━━ Exercise data ━━

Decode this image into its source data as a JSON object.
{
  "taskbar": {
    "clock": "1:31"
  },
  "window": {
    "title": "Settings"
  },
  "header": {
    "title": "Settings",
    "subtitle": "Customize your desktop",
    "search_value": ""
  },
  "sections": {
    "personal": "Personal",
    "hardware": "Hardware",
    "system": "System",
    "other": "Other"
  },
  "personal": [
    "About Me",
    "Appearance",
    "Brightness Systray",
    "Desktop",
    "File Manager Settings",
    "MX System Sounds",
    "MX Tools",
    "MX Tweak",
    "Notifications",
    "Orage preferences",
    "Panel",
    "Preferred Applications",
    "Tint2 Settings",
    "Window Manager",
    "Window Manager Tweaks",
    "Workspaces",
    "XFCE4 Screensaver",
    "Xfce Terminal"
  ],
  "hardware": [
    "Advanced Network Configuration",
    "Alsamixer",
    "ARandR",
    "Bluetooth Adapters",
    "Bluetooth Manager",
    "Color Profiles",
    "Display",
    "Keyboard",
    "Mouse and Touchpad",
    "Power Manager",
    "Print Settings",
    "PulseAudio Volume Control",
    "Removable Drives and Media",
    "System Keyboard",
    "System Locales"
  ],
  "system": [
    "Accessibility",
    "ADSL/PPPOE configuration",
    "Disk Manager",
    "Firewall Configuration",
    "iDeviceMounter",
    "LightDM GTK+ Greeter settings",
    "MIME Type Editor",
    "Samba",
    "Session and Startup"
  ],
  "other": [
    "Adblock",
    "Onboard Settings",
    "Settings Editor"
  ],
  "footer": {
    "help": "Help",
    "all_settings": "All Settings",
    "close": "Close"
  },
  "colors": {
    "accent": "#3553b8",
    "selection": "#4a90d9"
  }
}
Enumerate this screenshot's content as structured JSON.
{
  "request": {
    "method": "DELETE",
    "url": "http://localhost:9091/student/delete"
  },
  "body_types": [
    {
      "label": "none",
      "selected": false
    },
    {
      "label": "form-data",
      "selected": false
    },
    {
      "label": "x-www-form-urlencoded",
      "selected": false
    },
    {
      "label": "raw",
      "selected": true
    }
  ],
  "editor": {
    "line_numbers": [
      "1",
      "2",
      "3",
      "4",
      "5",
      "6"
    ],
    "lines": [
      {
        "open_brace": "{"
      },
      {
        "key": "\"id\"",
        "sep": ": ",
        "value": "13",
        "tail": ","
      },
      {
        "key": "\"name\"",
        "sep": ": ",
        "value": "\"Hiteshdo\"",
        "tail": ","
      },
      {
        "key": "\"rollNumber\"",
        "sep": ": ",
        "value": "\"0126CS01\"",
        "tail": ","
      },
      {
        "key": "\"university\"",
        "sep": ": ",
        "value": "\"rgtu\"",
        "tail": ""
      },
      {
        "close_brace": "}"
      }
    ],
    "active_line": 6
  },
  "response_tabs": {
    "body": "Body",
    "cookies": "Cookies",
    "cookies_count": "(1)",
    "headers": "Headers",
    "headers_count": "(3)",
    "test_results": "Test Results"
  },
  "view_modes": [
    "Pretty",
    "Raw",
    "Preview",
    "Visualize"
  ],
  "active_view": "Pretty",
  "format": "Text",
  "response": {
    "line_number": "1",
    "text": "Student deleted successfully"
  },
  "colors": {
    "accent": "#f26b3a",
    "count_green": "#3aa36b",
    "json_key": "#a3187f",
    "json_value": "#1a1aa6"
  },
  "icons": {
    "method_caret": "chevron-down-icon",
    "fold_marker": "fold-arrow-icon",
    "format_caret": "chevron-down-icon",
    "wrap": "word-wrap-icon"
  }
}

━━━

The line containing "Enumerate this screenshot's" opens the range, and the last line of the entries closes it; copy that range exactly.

■ **Answer to this task**
Enumerate this screenshot's content as structured JSON.
{
  "request": {
    "method": "DELETE",
    "url": "http://localhost:9091/student/delete"
  },
  "body_types": [
    {
      "label": "none",
      "selected": false
    },
    {
      "label": "form-data",
      "selected": false
    },
    {
      "label": "x-www-form-urlencoded",
      "selected": false
    },
    {
      "label": "raw",
      "selected": true
    }
  ],
  "editor": {
    "line_numbers": [
      "1",
      "2",
      "3",
      "4",
      "5",
      "6"
    ],
    "lines": [
      {
        "open_brace": "{"
      },
      {
        "key": "\"id\"",
        "sep": ": ",
        "value": "13",
        "tail": ","
      },
      {
        "key": "\"name\"",
        "sep": ": ",
        "value": "\"Hiteshdo\"",
        "tail": ","
      },
      {
        "key": "\"rollNumber\"",
        "sep": ": ",
        "value": "\"0126CS01\"",
        "tail": ","
      },
      {
        "key": "\"university\"",
        "sep": ": ",
        "value": "\"rgtu\"",
        "tail": ""
      },
      {
        "close_brace": "}"
      }
    ],
    "active_line": 6
  },
  "response_tabs": {
    "body": "Body",
    "cookies": "Cookies",
    "cookies_count": "(1)",
    "headers": "Headers",
    "headers_count": "(3)",
    "test_results": "Test Results"
  },
  "view_modes": [
    "Pretty",
    "Raw",
    "Preview",
    "Visualize"
  ],
  "active_view": "Pretty",
  "format": "Text",
  "response": {
    "line_number": "1",
    "text": "Student deleted successfully"
  },
  "colors": {
    "accent": "#f26b3a",
    "count_green": "#3aa36b",
    "json_key": "#a3187f",
    "json_value": "#1a1aa6"
  },
  "icons": {
    "method_caret": "chevron-down-icon",
    "fold_marker": "fold-arrow-icon",
    "format_caret": "chevron-down-icon",
    "wrap": "word-wrap-icon"
  }
}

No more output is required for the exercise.